Team Julia Gruca Amsterdam

Team Julia Gruca Amsterdam

Team Julia Gruca San Diego

Team Julia Gruca San Diego

Just over a month later, I attended the Free to Breathe Advocacy Summit in Dallas, TX where I got the opportunity to learn an incredible amount of information about current lung cancer research, future research, and ways to be an effective lung cancer advocate in my community. I met 75 other advocates from all over the country and am friends with many of them to this day. It was an incredibly moving and therapeutic experience and it has since provided an incredible amount of motivation for my advocacy efforts.

Since then, I have held many fundraisers, met a ton of people, and have tried to do my part to raise lung cancer awareness but, in my opinion, I haven’t done enough because the lung cancer survival rate hasn’t budged and the number of young people getting diagnosed with lung cancer is increasing! This blog is going to be my way of helping increasing awareness so people realize that lung cancer is not a smoker’s disease as many people assume. It is a HUMAN DISEASE and it kills more people every year than breast, colon, and prostate cancer combined! The reality of it is, if you have lungs then you can get lung cancer. Period.
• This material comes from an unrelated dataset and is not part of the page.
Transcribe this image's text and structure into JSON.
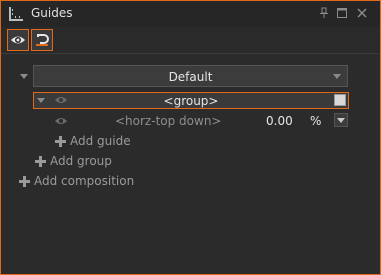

I hope that this blog serves as a way for its contributors to “get things of their chest” or to inform the masses or to just feel like they are part of a community that cares about them and what they are going or have gone through. Please share and comment as much as you would like, the only thing I ask for is that each contributor is treated with respect. I have no idea where this blog will take my on my lung cancer advocacy journey but I can’t wait to find out! Thanks for joining me!